(Data records)

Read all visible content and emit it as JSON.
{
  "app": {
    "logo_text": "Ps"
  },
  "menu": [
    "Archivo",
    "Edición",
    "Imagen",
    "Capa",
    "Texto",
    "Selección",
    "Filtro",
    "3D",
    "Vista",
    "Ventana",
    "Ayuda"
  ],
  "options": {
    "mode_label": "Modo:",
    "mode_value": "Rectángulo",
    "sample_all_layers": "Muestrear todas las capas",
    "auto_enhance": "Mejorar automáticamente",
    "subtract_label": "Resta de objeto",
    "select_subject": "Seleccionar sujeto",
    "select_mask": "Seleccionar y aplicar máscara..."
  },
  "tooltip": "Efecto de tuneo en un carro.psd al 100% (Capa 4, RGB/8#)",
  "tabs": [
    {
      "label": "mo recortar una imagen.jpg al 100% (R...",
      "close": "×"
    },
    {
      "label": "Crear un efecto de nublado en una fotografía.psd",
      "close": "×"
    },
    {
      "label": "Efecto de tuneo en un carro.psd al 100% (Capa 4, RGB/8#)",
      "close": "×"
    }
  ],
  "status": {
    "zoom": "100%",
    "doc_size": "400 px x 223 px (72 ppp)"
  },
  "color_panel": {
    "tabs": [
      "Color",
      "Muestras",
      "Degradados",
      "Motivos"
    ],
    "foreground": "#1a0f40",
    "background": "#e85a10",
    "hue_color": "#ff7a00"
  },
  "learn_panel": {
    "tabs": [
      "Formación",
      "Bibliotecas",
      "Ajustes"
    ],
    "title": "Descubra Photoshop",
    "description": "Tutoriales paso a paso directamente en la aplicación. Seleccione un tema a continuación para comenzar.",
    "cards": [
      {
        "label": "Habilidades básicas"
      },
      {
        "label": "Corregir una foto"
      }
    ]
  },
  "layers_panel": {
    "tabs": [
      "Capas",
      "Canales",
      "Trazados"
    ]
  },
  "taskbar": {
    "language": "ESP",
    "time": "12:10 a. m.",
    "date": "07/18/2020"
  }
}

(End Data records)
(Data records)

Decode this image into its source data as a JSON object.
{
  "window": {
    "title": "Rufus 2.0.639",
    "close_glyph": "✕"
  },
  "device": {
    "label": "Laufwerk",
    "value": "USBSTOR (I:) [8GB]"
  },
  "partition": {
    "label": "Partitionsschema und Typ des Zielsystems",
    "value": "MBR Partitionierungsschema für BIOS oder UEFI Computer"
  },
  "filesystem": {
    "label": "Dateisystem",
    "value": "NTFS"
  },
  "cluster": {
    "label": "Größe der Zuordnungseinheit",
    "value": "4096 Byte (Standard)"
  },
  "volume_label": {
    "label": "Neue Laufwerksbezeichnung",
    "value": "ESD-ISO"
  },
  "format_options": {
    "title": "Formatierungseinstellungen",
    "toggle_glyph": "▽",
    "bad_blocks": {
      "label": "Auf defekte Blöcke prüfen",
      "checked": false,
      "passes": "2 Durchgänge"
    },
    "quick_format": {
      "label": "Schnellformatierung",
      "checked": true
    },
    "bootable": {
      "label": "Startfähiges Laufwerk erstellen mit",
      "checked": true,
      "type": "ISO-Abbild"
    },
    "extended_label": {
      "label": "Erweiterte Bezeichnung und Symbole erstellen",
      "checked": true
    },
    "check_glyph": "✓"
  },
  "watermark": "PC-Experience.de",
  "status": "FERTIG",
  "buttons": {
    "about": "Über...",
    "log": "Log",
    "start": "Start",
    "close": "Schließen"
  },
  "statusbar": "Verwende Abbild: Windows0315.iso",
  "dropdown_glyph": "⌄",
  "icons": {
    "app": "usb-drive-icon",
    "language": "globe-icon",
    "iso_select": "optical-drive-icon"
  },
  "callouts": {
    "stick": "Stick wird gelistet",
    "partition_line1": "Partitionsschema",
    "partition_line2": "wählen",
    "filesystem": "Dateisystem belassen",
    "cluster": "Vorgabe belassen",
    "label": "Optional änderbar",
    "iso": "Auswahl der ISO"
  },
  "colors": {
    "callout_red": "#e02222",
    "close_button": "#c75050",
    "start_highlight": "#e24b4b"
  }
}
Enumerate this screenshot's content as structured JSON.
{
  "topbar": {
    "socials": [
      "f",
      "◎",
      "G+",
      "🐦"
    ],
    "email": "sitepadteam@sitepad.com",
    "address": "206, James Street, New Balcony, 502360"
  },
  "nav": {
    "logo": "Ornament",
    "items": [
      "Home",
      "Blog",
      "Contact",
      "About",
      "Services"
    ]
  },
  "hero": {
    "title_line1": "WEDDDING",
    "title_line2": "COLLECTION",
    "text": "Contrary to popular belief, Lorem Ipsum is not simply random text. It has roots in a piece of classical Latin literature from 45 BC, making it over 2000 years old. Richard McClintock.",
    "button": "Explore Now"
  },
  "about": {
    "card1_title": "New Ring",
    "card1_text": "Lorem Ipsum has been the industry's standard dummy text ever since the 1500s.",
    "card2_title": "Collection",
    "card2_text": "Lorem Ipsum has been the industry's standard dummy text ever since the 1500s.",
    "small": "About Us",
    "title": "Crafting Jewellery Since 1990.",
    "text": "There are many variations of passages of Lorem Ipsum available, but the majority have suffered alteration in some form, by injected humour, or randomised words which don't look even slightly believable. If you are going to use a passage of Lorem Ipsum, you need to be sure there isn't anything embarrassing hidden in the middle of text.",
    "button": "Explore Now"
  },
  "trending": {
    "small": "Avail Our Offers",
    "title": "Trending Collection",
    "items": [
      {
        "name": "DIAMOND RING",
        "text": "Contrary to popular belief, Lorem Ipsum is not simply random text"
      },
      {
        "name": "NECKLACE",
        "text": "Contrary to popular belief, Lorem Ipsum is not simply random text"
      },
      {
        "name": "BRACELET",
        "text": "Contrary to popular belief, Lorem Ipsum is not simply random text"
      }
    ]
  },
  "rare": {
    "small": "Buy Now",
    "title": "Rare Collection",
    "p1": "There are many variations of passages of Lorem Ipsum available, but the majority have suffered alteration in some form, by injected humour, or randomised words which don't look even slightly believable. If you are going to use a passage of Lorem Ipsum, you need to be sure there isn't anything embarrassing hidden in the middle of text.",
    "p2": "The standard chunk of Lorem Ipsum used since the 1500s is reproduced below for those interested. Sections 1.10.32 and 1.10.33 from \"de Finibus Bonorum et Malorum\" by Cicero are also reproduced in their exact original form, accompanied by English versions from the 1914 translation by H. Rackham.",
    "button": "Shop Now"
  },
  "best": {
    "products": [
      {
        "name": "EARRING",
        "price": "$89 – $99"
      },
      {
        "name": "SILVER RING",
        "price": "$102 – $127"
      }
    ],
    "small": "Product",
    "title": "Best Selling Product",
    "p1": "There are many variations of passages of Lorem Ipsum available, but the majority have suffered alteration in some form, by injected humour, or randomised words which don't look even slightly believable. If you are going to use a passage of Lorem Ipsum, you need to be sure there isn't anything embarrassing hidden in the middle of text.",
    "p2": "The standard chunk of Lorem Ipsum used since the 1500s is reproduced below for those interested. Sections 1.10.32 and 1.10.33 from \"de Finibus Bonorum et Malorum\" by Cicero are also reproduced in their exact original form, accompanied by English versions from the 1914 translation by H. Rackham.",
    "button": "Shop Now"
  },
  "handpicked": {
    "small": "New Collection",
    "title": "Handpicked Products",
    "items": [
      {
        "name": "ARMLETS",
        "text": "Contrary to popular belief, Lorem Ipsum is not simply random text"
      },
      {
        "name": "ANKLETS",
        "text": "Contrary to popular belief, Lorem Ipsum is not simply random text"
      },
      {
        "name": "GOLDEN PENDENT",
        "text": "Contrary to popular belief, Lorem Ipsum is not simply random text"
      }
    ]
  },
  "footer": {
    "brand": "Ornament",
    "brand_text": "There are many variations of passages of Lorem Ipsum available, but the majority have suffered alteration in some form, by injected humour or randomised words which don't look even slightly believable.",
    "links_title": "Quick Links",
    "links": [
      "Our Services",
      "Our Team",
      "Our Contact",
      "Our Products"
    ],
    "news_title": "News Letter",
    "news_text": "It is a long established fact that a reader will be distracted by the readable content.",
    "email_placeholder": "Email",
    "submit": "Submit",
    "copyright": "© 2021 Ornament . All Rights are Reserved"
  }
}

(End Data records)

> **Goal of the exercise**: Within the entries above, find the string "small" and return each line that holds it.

> **Written answer**:
    "small": "About Us",
    "small": "Avail Our Offers",
    "small": "Buy Now",
    "small": "Product",
    "small": "New Collection",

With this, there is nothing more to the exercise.